Using the expect tool for autonomous interaction with SysBack.

We have recently taken over development of SysBack, which had previously been developed by IBM.

Since I had just been working on a round-trip test (for the bare metal restore products developed in-house) it made some sense to extend this test to handle SysBack (since it can perform much the same function as the in-house programs) prior to changing the SysBack code.

One problem I immediately foresaw was that our BMR products have the facility to run ssh which allows remote manipulation of the process. SysBack typically does not enable ssh.

Since the Sysback boot image runs on a hypervisor (IBM’s HMC) all was not lost: we can talk to the hypervisor which in turn can talk to the boot image via its console.

Expect is a venerable program that automates interactions with programs that expose a text terminal interface.
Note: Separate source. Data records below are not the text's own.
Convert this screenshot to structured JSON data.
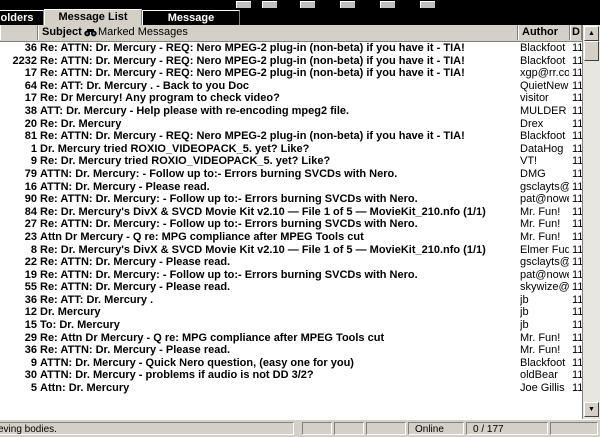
{
  "tabs": {
    "folders": "olders",
    "message_list": "Message List",
    "message": "Message"
  },
  "columns": {
    "subject": "Subject",
    "marked": "Marked Messages",
    "author": "Author",
    "date": "D"
  },
  "messages": [
    {
      "num": "36",
      "subject": "Re: ATTN: Dr. Mercury - REQ: Nero MPEG-2 plug-in (non-beta) if you have it - TIA!",
      "author": "Blackfoot",
      "date": "11"
    },
    {
      "num": "2232",
      "subject": "Re: ATTN: Dr. Mercury - REQ: Nero MPEG-2 plug-in (non-beta) if you have it - TIA!",
      "author": "Blackfoot",
      "date": "11"
    },
    {
      "num": "17",
      "subject": "Re: ATTN: Dr. Mercury - REQ: Nero MPEG-2 plug-in (non-beta) if you have it - TIA!",
      "author": "xgp@rr.co",
      "date": "11"
    },
    {
      "num": "64",
      "subject": "Re: ATT: Dr. Mercury . - Back to you Doc",
      "author": "QuietNewb",
      "date": "11"
    },
    {
      "num": "17",
      "subject": "Re: Dr Mercury! Any program to check video?",
      "author": "visitor",
      "date": "11"
    },
    {
      "num": "38",
      "subject": "ATT: Dr. Mercury - Help please with re-encoding mpeg2 file.",
      "author": "MULDER",
      "date": "11"
    },
    {
      "num": "20",
      "subject": "Re: Dr. Mercury",
      "author": "Drex",
      "date": "11"
    },
    {
      "num": "81",
      "subject": "Re: ATTN: Dr. Mercury - REQ: Nero MPEG-2 plug-in (non-beta) if you have it - TIA!",
      "author": "Blackfoot",
      "date": "11"
    },
    {
      "num": "1",
      "subject": "Dr. Mercury tried ROXIO_VIDEOPACK_5. yet? Like?",
      "author": "DataHog",
      "date": "11"
    },
    {
      "num": "9",
      "subject": "Re: Dr. Mercury tried ROXIO_VIDEOPACK_5. yet? Like?",
      "author": "VT!",
      "date": "11"
    },
    {
      "num": "79",
      "subject": "ATTN: Dr. Mercury:  - Follow up to:-   Errors burning SVCDs with Nero.",
      "author": "DMG",
      "date": "11"
    },
    {
      "num": "16",
      "subject": "ATTN: Dr. Mercury - Please read.",
      "author": "gsclayts@",
      "date": "11"
    },
    {
      "num": "90",
      "subject": "Re: ATTN: Dr. Mercury:  - Follow up to:-   Errors burning SVCDs with Nero.",
      "author": "pat@nowe",
      "date": "11"
    },
    {
      "num": "84",
      "subject": "Re: Dr. Mercury's DivX & SVCD Movie Kit v2.10 — File 1 of 5 — MovieKit_210.nfo (1/1)",
      "author": "Mr. Fun!",
      "date": "11"
    },
    {
      "num": "27",
      "subject": "Re: ATTN: Dr. Mercury:  - Follow up to:-   Errors burning SVCDs with Nero.",
      "author": "Mr. Fun!",
      "date": "11"
    },
    {
      "num": "23",
      "subject": "Attn Dr Mercury - Q re: MPG compliance after MPEG Tools cut",
      "author": "Mr. Fun!",
      "date": "11"
    },
    {
      "num": "8",
      "subject": "Re: Dr. Mercury's DivX & SVCD Movie Kit v2.10 — File 1 of 5 — MovieKit_210.nfo (1/1)",
      "author": "Elmer Fud",
      "date": "11"
    },
    {
      "num": "22",
      "subject": "Re: ATTN: Dr. Mercury - Please read.",
      "author": "gsclayts@",
      "date": "11"
    },
    {
      "num": "19",
      "subject": "Re: ATTN: Dr. Mercury:  - Follow up to:-   Errors burning SVCDs with Nero.",
      "author": "pat@nowe",
      "date": "11"
    },
    {
      "num": "55",
      "subject": "Re: ATTN: Dr. Mercury - Please read.",
      "author": "skywize@",
      "date": "11"
    },
    {
      "num": "36",
      "subject": "Re: ATT: Dr. Mercury .",
      "author": "jb",
      "date": "11"
    },
    {
      "num": "12",
      "subject": "Dr. Mercury",
      "author": "jb",
      "date": "11"
    },
    {
      "num": "15",
      "subject": "To: Dr. Mercury",
      "author": "jb",
      "date": "11"
    },
    {
      "num": "29",
      "subject": "Re: Attn Dr Mercury - Q re: MPG compliance after MPEG Tools cut",
      "author": "Mr. Fun!",
      "date": "11"
    },
    {
      "num": "36",
      "subject": "Re: ATTN: Dr. Mercury - Please read.",
      "author": "Mr. Fun!",
      "date": "11"
    },
    {
      "num": "9",
      "subject": "ATTN: Dr. Mercury - Quick Nero question, (easy one for you)",
      "author": "Blackfoot",
      "date": "11"
    },
    {
      "num": "30",
      "subject": "ATTN: Dr. Mercury - problems if audio is not DD 3/2?",
      "author": "oldBear",
      "date": "11"
    },
    {
      "num": "5",
      "subject": "Attn: Dr. Mercury",
      "author": "Joe Gillis",
      "date": "11"
    }
  ],
  "status": {
    "text": "eving bodies.",
    "online": "Online",
    "count": "0 / 177"
  }
}
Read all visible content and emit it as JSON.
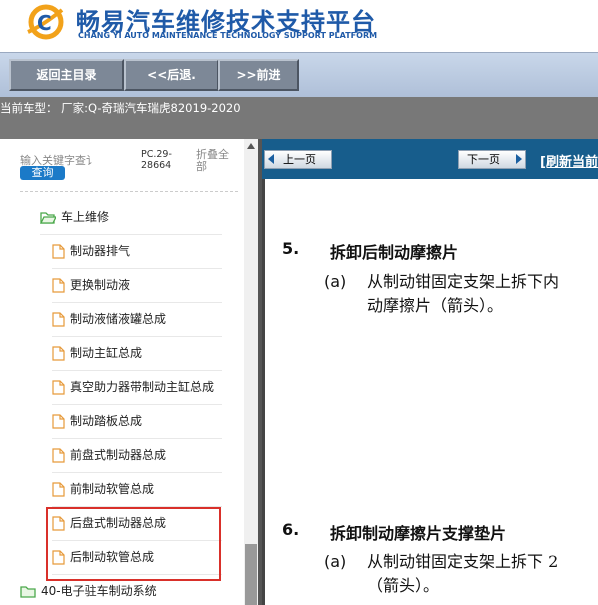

While there were a number of technical issues to overcome, it was thought that the modification of our existing test program was feasible; a feeling which was validated once the interaction was eventually coded.

The test program is written in python, so I used Paramiko Expect.

The first thing that I did with Expect was to interact with the SysBack recovery CD which presented some challenges. I started with the exemplar paramiko_expect-demo.py, which defines:

    with SSHClientInteraction(
        client,
        timeout=10,
        display=True) as interact:

The SysBack CD uses [n]curses initially to set up the requisite terminal and requires the user to press y after defining the terminal type to confirm that it appears correctly. Note this is a bare y character, not y followed by a carriage return or a newline character.

Implicit in the use of SSHClientInteraction are some defaults – one of which is newline='\r' (this knowledge gained through study of the source code, paramiko_expect.py ), so my we use:

    with SSHClientInteraction(
        client,
        timeout=100,
        newline='',
        display=True) as interact:

I handle the newlines by sending appropriate characters after the body of my response.

As an aside, I developed first on the Integrated Virtualization Manager (IVM) since, at the time, we did not have a HMC, and there I passed \n, ASCII character 10(decimal) as newline. When I moved the test program to run on a HMC I found out that sending a CR/LF (\r\n ASCII 13 then 10 characters) worked as newline. It took me some time to realise that I needed to make this change.

Once I could talk to the CD effectively, it was soon quite easy to move around the CD. I defined

    esc_char = '\0;33'
    down_arrow = esc_char + '[B'

to facilitate navigation – I guess I only ever left the menu (escape) and went down. Had I needed more control I would have had to find other curses sequences to move up, or right or left or whatever.

I enjoyed the bit of code which filled in a form most :-)

    interact.expect(enter_the_ip, strip_ansi=False)
    interact.send(self.tsm_data['client_ip'] + '\t')
    interact.send(self.tsm_data['node_name'] + '\t')
    interact.send(self.tsm_data['admin_id'] + '\t')
    interact.send(self.tsm_data['server_ip'] + '\t')
    interact.send(self.network_data['gateway'] + '\t')
    interact.send(self.network_data['netmask'] + '\t\t')
    interact.send(self.tsm_data['tsm_password'] + '\t')
    interact.send(esc_char + esc_char + esc_char)

where:

    enter_the_ip = '.*Enter the IP address by which the server.*'

which allows me to set configuration data at the start of the run and then access it within the expect code.

Once SysBack has restored a machine it goes through a reboot cycle then we can use expect (with a very high timeout) to wait for a login prompt:

    login_prompt = r'\s*Console login:\s*'

I login via expect and enable the network and ssh then perform post-recovery analysis via ssh.

I did find it very useful to have the machine running and available and to write small test scripts which supplied the minimum data to the python module which contained the expect code, rather than having to re-run my round-trip test program each time, since it takes quite a long time to backup and restore a machine.